• _TASK DIRECTIONS_
Quote the whole listing verbatim.

• _ENTRIES PROVIDED_
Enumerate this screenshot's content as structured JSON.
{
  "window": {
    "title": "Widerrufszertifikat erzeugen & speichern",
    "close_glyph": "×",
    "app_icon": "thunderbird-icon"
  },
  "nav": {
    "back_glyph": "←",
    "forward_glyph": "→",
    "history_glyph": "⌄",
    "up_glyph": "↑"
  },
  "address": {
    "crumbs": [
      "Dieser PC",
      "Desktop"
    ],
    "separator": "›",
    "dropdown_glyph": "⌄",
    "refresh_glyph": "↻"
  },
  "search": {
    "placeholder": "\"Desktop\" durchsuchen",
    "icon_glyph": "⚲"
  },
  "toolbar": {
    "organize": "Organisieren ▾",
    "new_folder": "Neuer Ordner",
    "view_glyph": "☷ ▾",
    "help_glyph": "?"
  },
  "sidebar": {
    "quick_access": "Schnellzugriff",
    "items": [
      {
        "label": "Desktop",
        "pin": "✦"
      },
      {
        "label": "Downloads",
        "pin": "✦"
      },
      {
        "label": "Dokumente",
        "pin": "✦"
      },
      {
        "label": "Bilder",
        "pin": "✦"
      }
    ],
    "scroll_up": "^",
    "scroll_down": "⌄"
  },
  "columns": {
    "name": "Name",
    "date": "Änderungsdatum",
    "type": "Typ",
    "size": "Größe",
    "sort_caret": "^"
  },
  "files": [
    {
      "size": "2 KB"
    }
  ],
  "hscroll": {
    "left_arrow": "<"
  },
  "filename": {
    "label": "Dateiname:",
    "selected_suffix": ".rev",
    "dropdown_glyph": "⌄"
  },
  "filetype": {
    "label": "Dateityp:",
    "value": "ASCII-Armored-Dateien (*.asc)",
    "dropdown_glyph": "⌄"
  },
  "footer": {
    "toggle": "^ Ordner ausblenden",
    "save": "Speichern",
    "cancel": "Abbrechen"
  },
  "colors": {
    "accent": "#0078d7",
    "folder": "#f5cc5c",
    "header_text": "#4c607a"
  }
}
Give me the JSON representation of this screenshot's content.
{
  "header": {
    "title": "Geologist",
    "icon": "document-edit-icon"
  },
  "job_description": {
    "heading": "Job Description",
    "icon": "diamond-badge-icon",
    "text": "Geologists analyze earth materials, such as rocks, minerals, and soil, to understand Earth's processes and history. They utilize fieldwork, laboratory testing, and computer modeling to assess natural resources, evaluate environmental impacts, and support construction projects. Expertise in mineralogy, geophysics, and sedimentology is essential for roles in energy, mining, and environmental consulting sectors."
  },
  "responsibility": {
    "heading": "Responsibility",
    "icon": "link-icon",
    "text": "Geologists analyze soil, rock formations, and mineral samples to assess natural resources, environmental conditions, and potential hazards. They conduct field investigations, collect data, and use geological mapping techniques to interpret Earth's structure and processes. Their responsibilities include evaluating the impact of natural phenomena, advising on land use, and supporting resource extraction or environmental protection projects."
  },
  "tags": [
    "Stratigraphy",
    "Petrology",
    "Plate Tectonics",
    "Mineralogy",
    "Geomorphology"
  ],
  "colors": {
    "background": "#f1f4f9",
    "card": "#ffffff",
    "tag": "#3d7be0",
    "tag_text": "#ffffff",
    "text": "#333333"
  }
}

• _RESPONSE BELOW_
Enumerate this screenshot's content as structured JSON.
{
  "window": {
    "title": "Widerrufszertifikat erzeugen & speichern",
    "close_glyph": "×",
    "app_icon": "thunderbird-icon"
  },
  "nav": {
    "back_glyph": "←",
    "forward_glyph": "→",
    "history_glyph": "⌄",
    "up_glyph": "↑"
  },
  "address": {
    "crumbs": [
      "Dieser PC",
      "Desktop"
    ],
    "separator": "›",
    "dropdown_glyph": "⌄",
    "refresh_glyph": "↻"
  },
  "search": {
    "placeholder": "\"Desktop\" durchsuchen",
    "icon_glyph": "⚲"
  },
  "toolbar": {
    "organize": "Organisieren ▾",
    "new_folder": "Neuer Ordner",
    "view_glyph": "☷ ▾",
    "help_glyph": "?"
  },
  "sidebar": {
    "quick_access": "Schnellzugriff",
    "items": [
      {
        "label": "Desktop",
        "pin": "✦"
      },
      {
        "label": "Downloads",
        "pin": "✦"
      },
      {
        "label": "Dokumente",
        "pin": "✦"
      },
      {
        "label": "Bilder",
        "pin": "✦"
      }
    ],
    "scroll_up": "^",
    "scroll_down": "⌄"
  },
  "columns": {
    "name": "Name",
    "date": "Änderungsdatum",
    "type": "Typ",
    "size": "Größe",
    "sort_caret": "^"
  },
  "files": [
    {
      "size": "2 KB"
    }
  ],
  "hscroll": {
    "left_arrow": "<"
  },
  "filename": {
    "label": "Dateiname:",
    "selected_suffix": ".rev",
    "dropdown_glyph": "⌄"
  },
  "filetype": {
    "label": "Dateityp:",
    "value": "ASCII-Armored-Dateien (*.asc)",
    "dropdown_glyph": "⌄"
  },
  "footer": {
    "toggle": "^ Ordner ausblenden",
    "save": "Speichern",
    "cancel": "Abbrechen"
  },
  "colors": {
    "accent": "#0078d7",
    "folder": "#f5cc5c",
    "header_text": "#4c607a"
  }
}
Give me the JSON representation of this screenshot's content.
{
  "header": {
    "title": "Geologist",
    "icon": "document-edit-icon"
  },
  "job_description": {
    "heading": "Job Description",
    "icon": "diamond-badge-icon",
    "text": "Geologists analyze earth materials, such as rocks, minerals, and soil, to understand Earth's processes and history. They utilize fieldwork, laboratory testing, and computer modeling to assess natural resources, evaluate environmental impacts, and support construction projects. Expertise in mineralogy, geophysics, and sedimentology is essential for roles in energy, mining, and environmental consulting sectors."
  },
  "responsibility": {
    "heading": "Responsibility",
    "icon": "link-icon",
    "text": "Geologists analyze soil, rock formations, and mineral samples to assess natural resources, environmental conditions, and potential hazards. They conduct field investigations, collect data, and use geological mapping techniques to interpret Earth's structure and processes. Their responsibilities include evaluating the impact of natural phenomena, advising on land use, and supporting resource extraction or environmental protection projects."
  },
  "tags": [
    "Stratigraphy",
    "Petrology",
    "Plate Tectonics",
    "Mineralogy",
    "Geomorphology"
  ],
  "colors": {
    "background": "#f1f4f9",
    "card": "#ffffff",
    "tag": "#3d7be0",
    "tag_text": "#ffffff",
    "text": "#333333"
  }
}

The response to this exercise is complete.